The final of the four students is James P. Crutchfield, who would go to the physics department at UC-Berkeley after finishing at UCSC. In the late 1990s he moved to the UC-Davis physics department where he established and leads the Center for Complex Modeling, and he also maintains a relationship with the Santa Fe Institute. I have met him. Although officially a physicist, much of his most influential work has involved modeling complex evolutionary dynamics as well as questions of computational complexity. I have probably drawn on his work more than that of these other three in my own work, a big fan of it I am.
Before they became the Santa Cruz Dynamical Systems Collective, they were Eudomaenic Enterprises. (There is a book about this effort, The Eudomaenic Pie.) They set out to, and succeeded, in developing a system to beat roulette wheels in Las Vegas. This involved carrying portable computers and a mechanism to measure subtle vibrations of the tables. However, despite a couple of successful trips in which they beat the House by 20% on average, they could not make serious money due to casino security people catching on to them. Some of this would feed into the main company that Farmer founded, with Packard in tow, the Prediction Company, that did financial market investing.

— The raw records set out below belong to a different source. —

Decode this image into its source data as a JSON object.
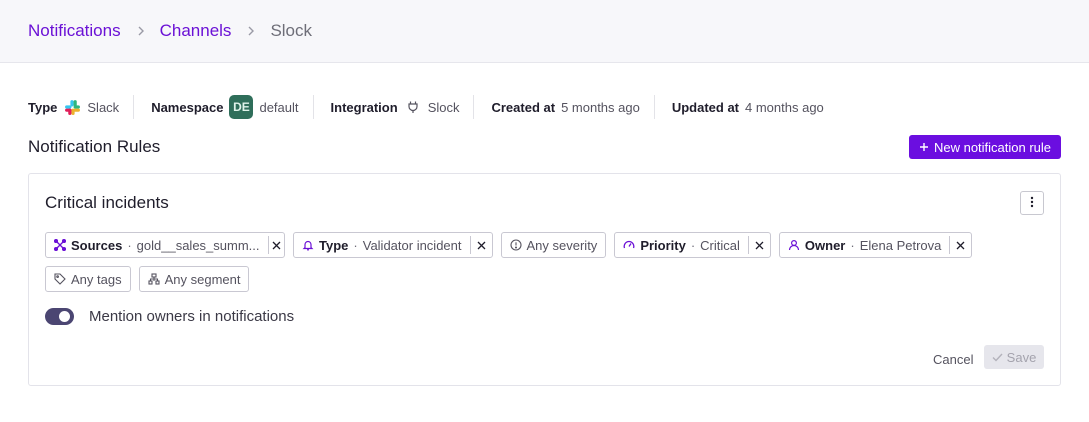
{
  "breadcrumb": {
    "items": [
      {
        "label": "Notifications"
      },
      {
        "label": "Channels"
      },
      {
        "label": "Slock"
      }
    ]
  },
  "meta": {
    "type": {
      "label": "Type",
      "value": "Slack",
      "icon": "slack-logo-icon"
    },
    "namespace": {
      "label": "Namespace",
      "avatar": "DE",
      "value": "default"
    },
    "integration": {
      "label": "Integration",
      "value": "Slock",
      "icon": "plug-icon"
    },
    "created": {
      "label": "Created at",
      "value": "5 months ago"
    },
    "updated": {
      "label": "Updated at",
      "value": "4 months ago"
    }
  },
  "section": {
    "title": "Notification Rules",
    "new_button_label": "New notification rule"
  },
  "rule": {
    "title": "Critical incidents",
    "filters": [
      {
        "key": "Sources",
        "value": "gold__sales_summ...",
        "icon": "sources-icon",
        "removable": true,
        "color": "#6b11d6"
      },
      {
        "key": "Type",
        "value": "Validator incident",
        "icon": "bell-icon",
        "removable": true,
        "color": "#6b11d6"
      },
      {
        "key": "",
        "value": "Any severity",
        "icon": "info-circle-icon",
        "removable": false,
        "color": "#55535f"
      },
      {
        "key": "Priority",
        "value": "Critical",
        "icon": "gauge-icon",
        "removable": true,
        "color": "#6b11d6"
      },
      {
        "key": "Owner",
        "value": "Elena Petrova",
        "icon": "user-icon",
        "removable": true,
        "color": "#6b11d6"
      },
      {
        "key": "",
        "value": "Any tags",
        "icon": "tag-icon",
        "removable": false,
        "color": "#55535f"
      },
      {
        "key": "",
        "value": "Any segment",
        "icon": "segment-icon",
        "removable": false,
        "color": "#55535f"
      }
    ],
    "mention_owners": {
      "label": "Mention owners in notifications",
      "enabled": true
    },
    "cancel_label": "Cancel",
    "save_label": "Save"
  },
  "colors": {
    "accent": "#6b0ee0",
    "toggle_on": "#4b4672",
    "breadcrumb_link": "#6b11d6"
  }
}
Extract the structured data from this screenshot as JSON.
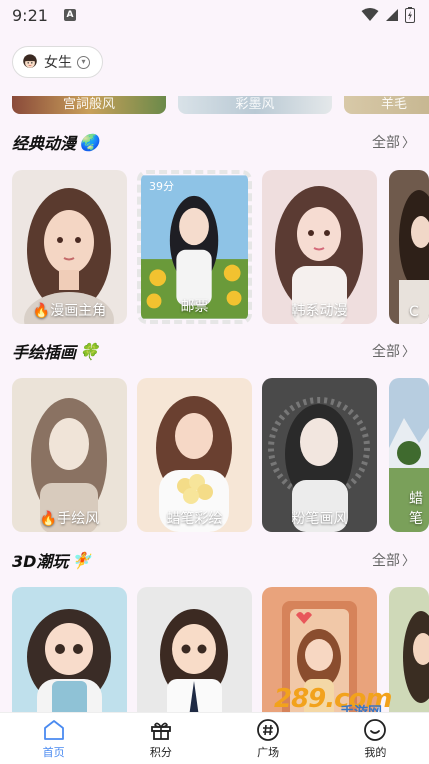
{
  "status_bar": {
    "time": "9:21",
    "notification_icon": "A"
  },
  "gender_selector": {
    "label": "女生",
    "icon": "girl-avatar-icon"
  },
  "top_strip": {
    "items": [
      "宫詞般风",
      "彩墨风",
      "羊毛"
    ]
  },
  "sections": [
    {
      "title": "经典动漫",
      "emoji": "🌏",
      "more_label": "全部",
      "cards": [
        {
          "label": "🔥漫画主角",
          "palette": [
            "#c79a85",
            "#5a3a2e"
          ]
        },
        {
          "label": "邮票",
          "palette": [
            "#7fb6df",
            "#f1c53b"
          ],
          "stamp_text": "39分"
        },
        {
          "label": "韩系动漫",
          "palette": [
            "#e8c8c8",
            "#5b3b33"
          ]
        },
        {
          "label": "C",
          "palette": [
            "#6f5a4c",
            "#3a2a22"
          ]
        }
      ]
    },
    {
      "title": "手绘插画",
      "emoji": "🍀",
      "more_label": "全部",
      "cards": [
        {
          "label": "🔥手绘风",
          "palette": [
            "#e9e0d4",
            "#7a6352"
          ]
        },
        {
          "label": "蜡笔彩绘",
          "palette": [
            "#f6e2d0",
            "#6a4030"
          ]
        },
        {
          "label": "粉笔画风",
          "palette": [
            "#4e4e4e",
            "#2b2b2b"
          ]
        },
        {
          "label": "蜡笔",
          "palette": [
            "#b7cde0",
            "#6b8c4b"
          ]
        }
      ]
    },
    {
      "title": "3D潮玩",
      "emoji": "🧚",
      "more_label": "全部",
      "cards": [
        {
          "label": "",
          "palette": [
            "#b8dbe8",
            "#4a3a34"
          ]
        },
        {
          "label": "",
          "palette": [
            "#e6e6e6",
            "#3c2a22"
          ]
        },
        {
          "label": "",
          "palette": [
            "#e7a07a",
            "#8a4d2e"
          ]
        },
        {
          "label": "",
          "palette": [
            "#c8d6b0",
            "#3a2d22"
          ]
        }
      ]
    }
  ],
  "watermark": {
    "big": "289.com",
    "small": "手游网"
  },
  "bottom_nav": [
    {
      "label": "首页",
      "icon": "home-icon",
      "active": true
    },
    {
      "label": "积分",
      "icon": "gift-icon",
      "active": false
    },
    {
      "label": "广场",
      "icon": "hashtag-icon",
      "active": false
    },
    {
      "label": "我的",
      "icon": "smile-face-icon",
      "active": false
    }
  ],
  "colors": {
    "accent": "#4a8af0",
    "background": "#fbf4fb"
  }
}
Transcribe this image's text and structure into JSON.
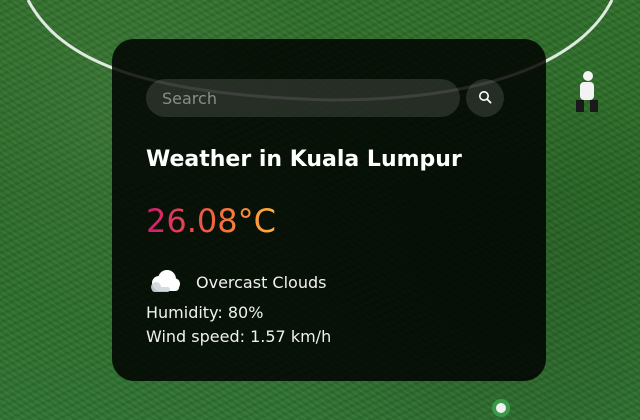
{
  "search": {
    "placeholder": "Search"
  },
  "weather": {
    "title": "Weather in Kuala Lumpur",
    "temperature": "26.08°C",
    "condition": "Overcast Clouds",
    "humidity": "Humidity: 80%",
    "wind": "Wind speed: 1.57 km/h"
  },
  "icons": {
    "search": "search-icon",
    "condition": "cloud-icon"
  },
  "colors": {
    "card_bg": "#000000",
    "temp_gradient_start": "#d4176f",
    "temp_gradient_end": "#ffb23a",
    "text": "#f2f2f2"
  }
}
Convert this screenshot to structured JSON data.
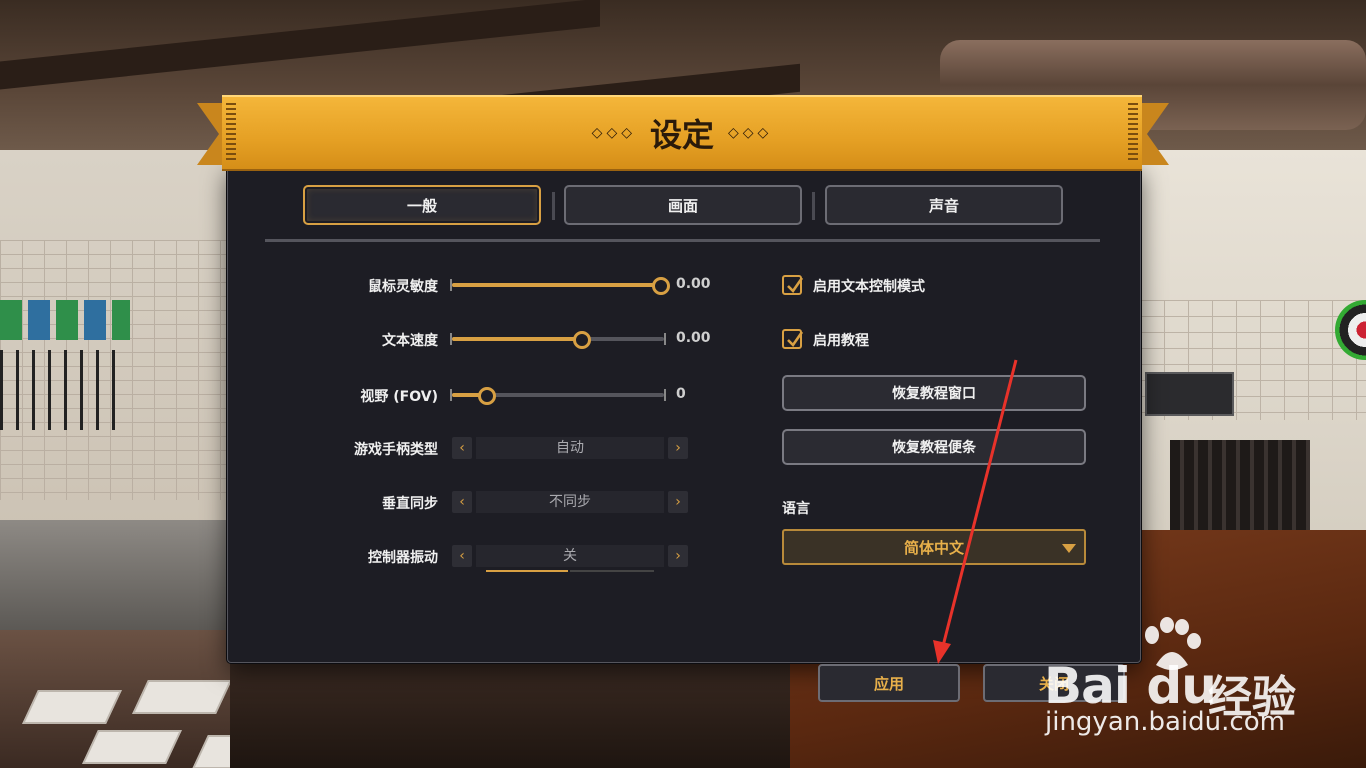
{
  "dialog": {
    "title": "设定",
    "title_deco_left": "◇◇◇",
    "title_deco_right": "◇◇◇"
  },
  "tabs": [
    {
      "label": "一般",
      "active": true
    },
    {
      "label": "画面",
      "active": false
    },
    {
      "label": "声音",
      "active": false
    }
  ],
  "settings": {
    "mouse_sensitivity": {
      "label": "鼠标灵敏度",
      "value": "0.00",
      "level": 1.0
    },
    "text_speed": {
      "label": "文本速度",
      "value": "0.00",
      "level": 0.6
    },
    "fov": {
      "label": "视野 (FOV)",
      "value": "0",
      "level": 0.15
    },
    "gamepad_type": {
      "label": "游戏手柄类型",
      "value": "自动"
    },
    "vsync": {
      "label": "垂直同步",
      "value": "不同步"
    },
    "controller_vibration": {
      "label": "控制器振动",
      "value": "关"
    }
  },
  "options": {
    "text_control_mode": {
      "label": "启用文本控制模式",
      "checked": true
    },
    "tutorial": {
      "label": "启用教程",
      "checked": true
    },
    "restore_tutorial_window": "恢复教程窗口",
    "restore_tutorial_notes": "恢复教程便条",
    "language_label": "语言",
    "language_value": "简体中文"
  },
  "footer": {
    "apply": "应用",
    "close": "关闭"
  },
  "watermark": {
    "brand": "Bai du",
    "brand_cn": "经验",
    "url": "jingyan.baidu.com"
  },
  "colors": {
    "accent": "#d8a043",
    "panel": "#1d1d24",
    "ribbon": "#e5a024",
    "annotation": "#e8322a"
  },
  "icons": [
    "chevron-left-icon",
    "chevron-right-icon",
    "checkmark-icon",
    "dropdown-caret-icon",
    "baidu-paw-icon"
  ]
}
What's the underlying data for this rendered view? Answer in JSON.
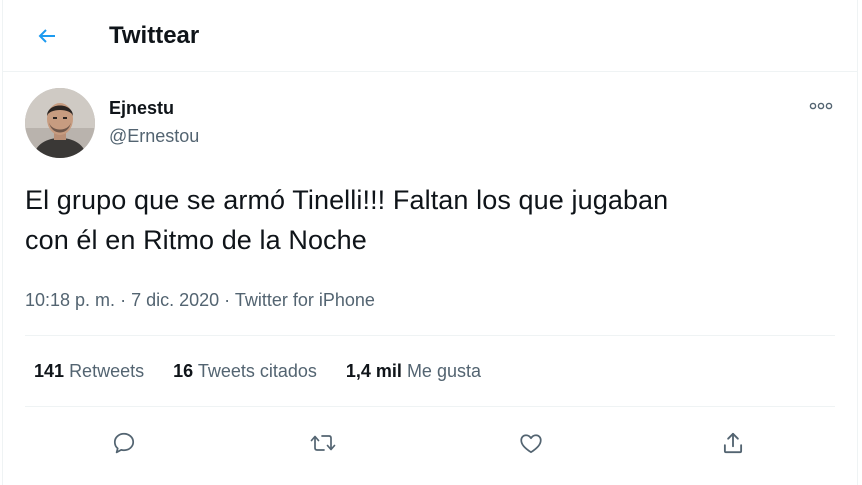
{
  "header": {
    "title": "Twittear",
    "back_icon": "arrow-left-icon"
  },
  "author": {
    "name": "Ejnestu",
    "handle": "@Ernestou"
  },
  "tweet": {
    "text_line1": "El grupo que se armó Tinelli!!! Faltan los que jugaban",
    "text_line2": "con él en Ritmo de la Noche"
  },
  "meta": {
    "time": "10:18 p. m.",
    "sep1": " · ",
    "date": "7 dic. 2020",
    "sep2": " · ",
    "source": "Twitter for iPhone"
  },
  "stats": {
    "retweets": {
      "count": "141",
      "label": "Retweets"
    },
    "quotes": {
      "count": "16",
      "label": "Tweets citados"
    },
    "likes": {
      "count": "1,4 mil",
      "label": "Me gusta"
    }
  },
  "actions": [
    "reply-icon",
    "retweet-icon",
    "like-icon",
    "share-icon"
  ],
  "colors": {
    "accent": "#1d9bf0",
    "text": "#0f1419",
    "secondary": "#536471",
    "border": "#eff3f4"
  }
}
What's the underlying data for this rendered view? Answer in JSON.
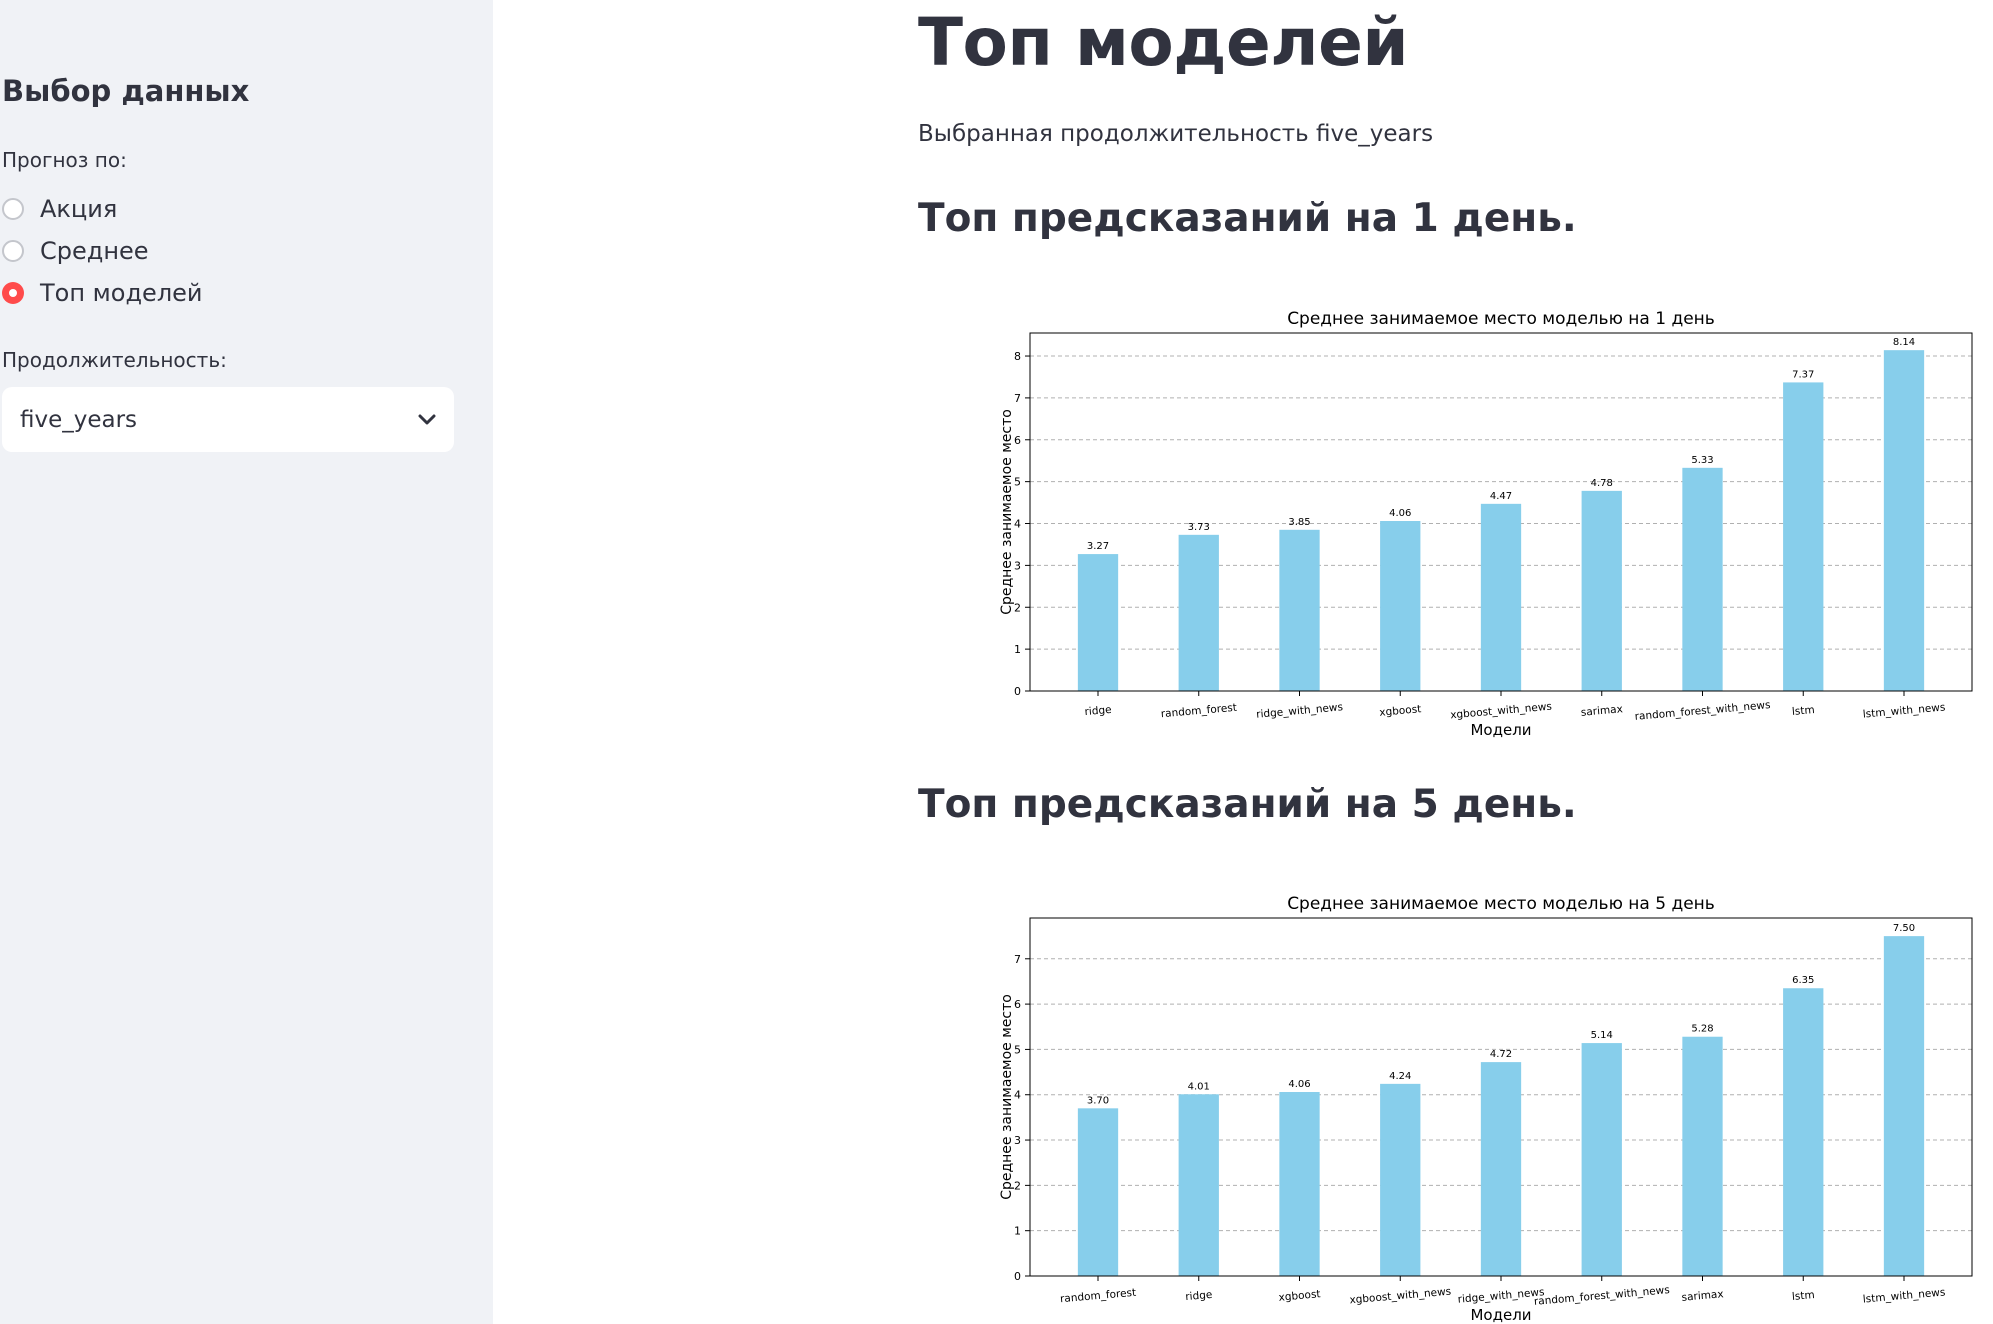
{
  "sidebar": {
    "header": "Выбор данных",
    "forecast_label": "Прогноз по:",
    "radio_options": [
      {
        "label": "Акция",
        "checked": false
      },
      {
        "label": "Среднее",
        "checked": false
      },
      {
        "label": "Топ моделей",
        "checked": true
      }
    ],
    "duration_label": "Продолжительность:",
    "duration_value": "five_years"
  },
  "main": {
    "title": "Топ моделей",
    "selected_text": "Выбранная продолжительность five_years",
    "section1": "Топ предсказаний на 1 день.",
    "section2": "Топ предсказаний на 5 день."
  },
  "colors": {
    "accent": "#ff4b4b",
    "bar": "#87ceeb"
  },
  "chart_data": [
    {
      "type": "bar",
      "title": "Среднее занимаемое место моделью на 1 день",
      "xlabel": "Модели",
      "ylabel": "Среднее занимаемое место",
      "categories": [
        "ridge",
        "random_forest",
        "ridge_with_news",
        "xgboost",
        "xgboost_with_news",
        "sarimax",
        "random_forest_with_news",
        "lstm",
        "lstm_with_news"
      ],
      "values": [
        3.27,
        3.73,
        3.85,
        4.06,
        4.47,
        4.78,
        5.33,
        7.37,
        8.14
      ],
      "value_labels": [
        "3.27",
        "3.73",
        "3.85",
        "4.06",
        "4.47",
        "4.78",
        "5.33",
        "7.37",
        "8.14"
      ],
      "yticks": [
        "0",
        "1",
        "2",
        "3",
        "4",
        "5",
        "6",
        "7",
        "8"
      ],
      "ylim": [
        0,
        8.55
      ],
      "grid": true
    },
    {
      "type": "bar",
      "title": "Среднее занимаемое место моделью на 5 день",
      "xlabel": "Модели",
      "ylabel": "Среднее занимаемое место",
      "categories": [
        "random_forest",
        "ridge",
        "xgboost",
        "xgboost_with_news",
        "ridge_with_news",
        "random_forest_with_news",
        "sarimax",
        "lstm",
        "lstm_with_news"
      ],
      "values": [
        3.7,
        4.01,
        4.06,
        4.24,
        4.72,
        5.14,
        5.28,
        6.35,
        7.5
      ],
      "value_labels": [
        "3.70",
        "4.01",
        "4.06",
        "4.24",
        "4.72",
        "5.14",
        "5.28",
        "6.35",
        "7.50"
      ],
      "yticks": [
        "0",
        "1",
        "2",
        "3",
        "4",
        "5",
        "6",
        "7"
      ],
      "ylim": [
        0,
        7.9
      ],
      "grid": true
    }
  ]
}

He sold it in 1999 to the Swiss bank UBS. He has formed or been involved in several other companies since. I have long found it interesting that while people often say to economists, "If you are so smart, why aren't you rich?" this dictum is taken seriously by the more serious econophysicists, including Didier Sornette and Jean-Philippe Bouchaud, who have also done very well with their own trading companies.
They had two professors who abetted their efforts and helped them get through UCSC to their PhDs, although at the time the physics department at UCSC really did not know how to handle them or fully appreciated what they were up to. The main person who got them through their dissertations was Michael J. Burke, who had been a student of Richard Feynman at Cal Tech and had some interest in nonlinear dynamics. He died in 1996.
However their main intellectual mentor was a math professor, Ralph Abraham, now 82 years old and emeritus at UCSC, one of the giants of the field of nonlinear dynamics, chaos theory, and complex systems, still active. He coined the terms "chaotic hysteresis" and "chaostrophe," among numerous other ideas, with his work influencing mine more than any of these others. He was very into visualizing through computer simulations multi-dimensional strange attractors, and some of those he discovered/invented have ended up on tie-dye t-shirts. He looks like Jerry Garcia, and more than any of these others he is the one with the most serious Big Sur and counterculture connections, with these being encouraged by his even hipper brother, Fred, who wrote Chaos Theory in Psychology and runs the Blueberry Brain Institute in Vermont. I know and deeply respect both of these brilliant and innovative intellectuals. In any case, it may be that with his array of interests and discoveries and influence, Ralph Abraham may be the central figure in this weird but creative confluence of Big Sur and Silicon Valley that came to fruition in the late 1970s and early 1980s in Santa Cruz.